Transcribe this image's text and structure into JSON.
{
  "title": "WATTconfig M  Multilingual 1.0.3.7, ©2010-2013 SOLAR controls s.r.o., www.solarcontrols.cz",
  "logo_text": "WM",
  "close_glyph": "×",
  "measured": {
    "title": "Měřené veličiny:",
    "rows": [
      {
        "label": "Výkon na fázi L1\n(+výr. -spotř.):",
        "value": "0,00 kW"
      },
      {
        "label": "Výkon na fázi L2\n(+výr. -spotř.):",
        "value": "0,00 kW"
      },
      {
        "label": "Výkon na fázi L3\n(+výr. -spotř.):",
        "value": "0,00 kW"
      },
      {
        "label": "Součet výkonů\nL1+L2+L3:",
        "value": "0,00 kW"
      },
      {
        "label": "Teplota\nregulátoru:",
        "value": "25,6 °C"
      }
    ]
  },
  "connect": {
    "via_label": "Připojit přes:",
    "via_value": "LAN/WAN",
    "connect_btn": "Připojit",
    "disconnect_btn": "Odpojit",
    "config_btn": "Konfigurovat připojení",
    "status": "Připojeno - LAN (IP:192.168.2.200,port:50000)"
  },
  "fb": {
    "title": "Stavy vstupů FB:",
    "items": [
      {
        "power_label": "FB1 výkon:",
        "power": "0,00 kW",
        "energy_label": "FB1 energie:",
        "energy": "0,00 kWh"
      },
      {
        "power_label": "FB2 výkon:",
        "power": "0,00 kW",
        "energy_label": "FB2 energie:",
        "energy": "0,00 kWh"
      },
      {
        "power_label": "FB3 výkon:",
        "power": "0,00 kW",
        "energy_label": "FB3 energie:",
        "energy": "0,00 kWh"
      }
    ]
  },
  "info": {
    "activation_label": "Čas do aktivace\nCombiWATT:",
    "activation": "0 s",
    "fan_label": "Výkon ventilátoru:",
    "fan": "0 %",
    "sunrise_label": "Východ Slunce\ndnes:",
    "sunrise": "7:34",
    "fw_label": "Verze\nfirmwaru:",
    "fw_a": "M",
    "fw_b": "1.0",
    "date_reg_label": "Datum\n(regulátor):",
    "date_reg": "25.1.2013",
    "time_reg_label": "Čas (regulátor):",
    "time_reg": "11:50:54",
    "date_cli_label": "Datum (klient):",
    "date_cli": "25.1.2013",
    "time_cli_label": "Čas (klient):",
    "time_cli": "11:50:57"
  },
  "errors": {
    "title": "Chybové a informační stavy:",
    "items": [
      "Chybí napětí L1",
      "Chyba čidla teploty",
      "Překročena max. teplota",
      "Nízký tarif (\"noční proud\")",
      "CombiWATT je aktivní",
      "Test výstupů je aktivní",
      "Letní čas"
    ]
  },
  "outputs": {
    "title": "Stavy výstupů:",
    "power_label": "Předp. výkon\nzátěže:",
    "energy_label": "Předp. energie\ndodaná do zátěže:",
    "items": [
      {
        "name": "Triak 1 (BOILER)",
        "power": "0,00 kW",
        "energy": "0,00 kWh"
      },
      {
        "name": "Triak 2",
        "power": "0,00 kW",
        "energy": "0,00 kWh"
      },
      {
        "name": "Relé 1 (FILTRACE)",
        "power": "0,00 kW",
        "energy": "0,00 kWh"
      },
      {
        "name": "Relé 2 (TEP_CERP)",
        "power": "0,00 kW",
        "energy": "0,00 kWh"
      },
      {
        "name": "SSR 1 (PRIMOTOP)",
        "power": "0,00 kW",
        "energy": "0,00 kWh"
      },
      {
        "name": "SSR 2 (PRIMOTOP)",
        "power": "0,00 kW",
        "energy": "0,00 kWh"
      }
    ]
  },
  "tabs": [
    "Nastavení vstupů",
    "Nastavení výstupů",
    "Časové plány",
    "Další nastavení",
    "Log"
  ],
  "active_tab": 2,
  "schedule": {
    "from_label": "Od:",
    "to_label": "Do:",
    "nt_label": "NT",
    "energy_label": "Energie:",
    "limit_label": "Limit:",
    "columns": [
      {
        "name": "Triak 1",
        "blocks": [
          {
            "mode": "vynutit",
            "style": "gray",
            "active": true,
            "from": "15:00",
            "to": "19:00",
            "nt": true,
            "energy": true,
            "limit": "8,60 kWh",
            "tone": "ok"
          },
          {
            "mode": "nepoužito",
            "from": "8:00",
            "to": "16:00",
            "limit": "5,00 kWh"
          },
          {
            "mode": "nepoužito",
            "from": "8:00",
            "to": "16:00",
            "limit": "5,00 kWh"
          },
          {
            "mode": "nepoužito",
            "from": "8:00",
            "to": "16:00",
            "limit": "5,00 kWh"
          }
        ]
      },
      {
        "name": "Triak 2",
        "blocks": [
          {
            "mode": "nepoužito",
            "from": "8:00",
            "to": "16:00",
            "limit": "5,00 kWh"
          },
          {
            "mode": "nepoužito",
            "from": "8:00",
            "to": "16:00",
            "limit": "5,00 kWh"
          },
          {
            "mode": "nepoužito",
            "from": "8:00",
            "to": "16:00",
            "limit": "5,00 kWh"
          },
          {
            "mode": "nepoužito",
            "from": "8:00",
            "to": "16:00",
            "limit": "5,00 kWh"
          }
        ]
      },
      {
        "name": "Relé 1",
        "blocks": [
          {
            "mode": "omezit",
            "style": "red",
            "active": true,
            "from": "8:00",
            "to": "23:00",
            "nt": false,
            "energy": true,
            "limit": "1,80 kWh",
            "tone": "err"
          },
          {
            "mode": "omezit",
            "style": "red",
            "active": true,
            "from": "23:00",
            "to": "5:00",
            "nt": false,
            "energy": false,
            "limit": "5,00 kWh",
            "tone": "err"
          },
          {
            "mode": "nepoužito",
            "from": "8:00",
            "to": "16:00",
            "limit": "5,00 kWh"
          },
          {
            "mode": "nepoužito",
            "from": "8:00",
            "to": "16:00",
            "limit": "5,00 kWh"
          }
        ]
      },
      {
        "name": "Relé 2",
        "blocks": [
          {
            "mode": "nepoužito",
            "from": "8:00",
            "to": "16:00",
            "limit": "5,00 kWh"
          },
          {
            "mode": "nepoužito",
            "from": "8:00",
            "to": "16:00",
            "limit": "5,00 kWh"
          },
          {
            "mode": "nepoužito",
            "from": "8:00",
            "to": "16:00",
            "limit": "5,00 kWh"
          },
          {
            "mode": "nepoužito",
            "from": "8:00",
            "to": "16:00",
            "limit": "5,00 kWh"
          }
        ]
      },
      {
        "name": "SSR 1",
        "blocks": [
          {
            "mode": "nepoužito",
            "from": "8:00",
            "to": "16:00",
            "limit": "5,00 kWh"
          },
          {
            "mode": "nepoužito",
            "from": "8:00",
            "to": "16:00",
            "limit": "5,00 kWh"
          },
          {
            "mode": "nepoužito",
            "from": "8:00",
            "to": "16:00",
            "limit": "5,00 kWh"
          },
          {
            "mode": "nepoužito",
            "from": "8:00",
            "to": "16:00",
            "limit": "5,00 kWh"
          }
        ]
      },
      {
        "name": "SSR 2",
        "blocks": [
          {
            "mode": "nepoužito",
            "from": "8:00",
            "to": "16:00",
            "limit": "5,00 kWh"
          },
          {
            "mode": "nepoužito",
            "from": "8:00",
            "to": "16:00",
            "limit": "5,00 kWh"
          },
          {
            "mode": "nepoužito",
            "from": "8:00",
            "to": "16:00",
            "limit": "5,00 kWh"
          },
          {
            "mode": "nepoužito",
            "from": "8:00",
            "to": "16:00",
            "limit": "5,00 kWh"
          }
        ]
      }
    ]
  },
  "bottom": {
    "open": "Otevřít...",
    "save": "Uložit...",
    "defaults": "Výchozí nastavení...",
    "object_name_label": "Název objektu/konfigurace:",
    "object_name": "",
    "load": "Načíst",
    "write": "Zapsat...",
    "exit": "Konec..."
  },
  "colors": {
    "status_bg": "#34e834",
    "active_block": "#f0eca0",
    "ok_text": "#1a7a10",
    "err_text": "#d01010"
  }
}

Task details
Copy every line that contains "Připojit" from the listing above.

Solution for this task
    "via_label": "Připojit přes:",
    "connect_btn": "Připojit",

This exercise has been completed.